In the same vein, Muslim immigrants to Western nations need to fully comply with the laws of that nation. You cannot seek special exceptions, and religious authorities cannot ever condone transgressions. You may, of course, use the democratic processes in place to try to change the laws, the absolute prerogative of every citizen.
The whole subjugation of women thing has got to go. Calling this subjugation "protection" is just putting lipstick on a pig. Equal civil rights, equal protection under the law, full integration and fully equal participation in society is the standard. There's no room for compromise here, and again, the failings of the West—especially as these failures are minor in comparison with Islam—are not excuses: Islam isn't even trying.

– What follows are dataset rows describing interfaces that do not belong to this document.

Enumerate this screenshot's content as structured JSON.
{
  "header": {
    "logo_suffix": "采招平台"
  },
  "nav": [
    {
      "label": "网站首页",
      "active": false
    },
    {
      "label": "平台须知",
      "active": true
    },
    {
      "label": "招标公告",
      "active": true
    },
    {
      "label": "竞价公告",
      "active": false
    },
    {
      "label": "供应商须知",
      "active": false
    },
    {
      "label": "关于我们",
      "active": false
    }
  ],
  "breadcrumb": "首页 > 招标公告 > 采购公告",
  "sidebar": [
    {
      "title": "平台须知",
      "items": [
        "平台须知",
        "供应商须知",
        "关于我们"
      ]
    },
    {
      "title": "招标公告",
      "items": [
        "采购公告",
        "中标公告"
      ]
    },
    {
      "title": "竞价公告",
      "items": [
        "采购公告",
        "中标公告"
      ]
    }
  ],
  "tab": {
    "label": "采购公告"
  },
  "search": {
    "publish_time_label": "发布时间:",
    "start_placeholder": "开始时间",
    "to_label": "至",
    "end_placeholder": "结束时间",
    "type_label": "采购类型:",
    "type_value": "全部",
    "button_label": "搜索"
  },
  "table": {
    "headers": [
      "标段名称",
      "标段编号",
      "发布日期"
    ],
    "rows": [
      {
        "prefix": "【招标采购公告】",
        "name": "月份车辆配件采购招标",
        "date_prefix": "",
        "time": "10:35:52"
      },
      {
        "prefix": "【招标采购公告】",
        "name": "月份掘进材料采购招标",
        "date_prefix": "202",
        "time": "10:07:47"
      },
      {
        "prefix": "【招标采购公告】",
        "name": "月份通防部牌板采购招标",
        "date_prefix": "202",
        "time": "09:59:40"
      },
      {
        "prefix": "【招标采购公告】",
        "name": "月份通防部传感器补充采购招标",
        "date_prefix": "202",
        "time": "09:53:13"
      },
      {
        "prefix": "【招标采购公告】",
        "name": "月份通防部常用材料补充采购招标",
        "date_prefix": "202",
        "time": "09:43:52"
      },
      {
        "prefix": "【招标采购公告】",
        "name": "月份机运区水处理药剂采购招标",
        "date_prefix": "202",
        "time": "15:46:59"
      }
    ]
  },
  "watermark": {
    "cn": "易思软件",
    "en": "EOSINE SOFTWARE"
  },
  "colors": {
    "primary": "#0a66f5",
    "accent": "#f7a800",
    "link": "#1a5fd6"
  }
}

Intellectually, Islam has to understand the difference between faith and reason. If you want to have faith—belief without evidence or proof—that's one thing, but stop pretending that there's any rational justification for your religion. By definition no religion can be rationally justified.
There are, of course, many failings of the West which substantially contribute to the conflict with Islam: Exceptionalism, imperialism, the United States' war of aggression in Iraq and indefensible occupation of Iraq and Afghanistan, Israel's injustices against the Palestinians. Islam's failures, no matter how barbaric and grotesque, do not justify our own sins. In just the same way, however, our own sins do not justify the failings of Islam.
The West has certain core values, which we sometimes honor more in the breach than the observance. We're improving our civilization the hard way, through democracy and rational discourse, and it's a slow process. But we are trying, and we are, on the whole, making progress. We're about five hundred years ahead of Islam, but there's no reason Islamic culture can't catch up quickly.
Our core values allow considerable latitude in the specific values in other cultures, societies and nations: Muslims don't have to put up Christmas trees nor do Muslim countries need to legalize alcohol or pork to coexist with the West. But we're not going to back down on the core values, and so long as Islam acts contrary to those values, coexistence is impossible.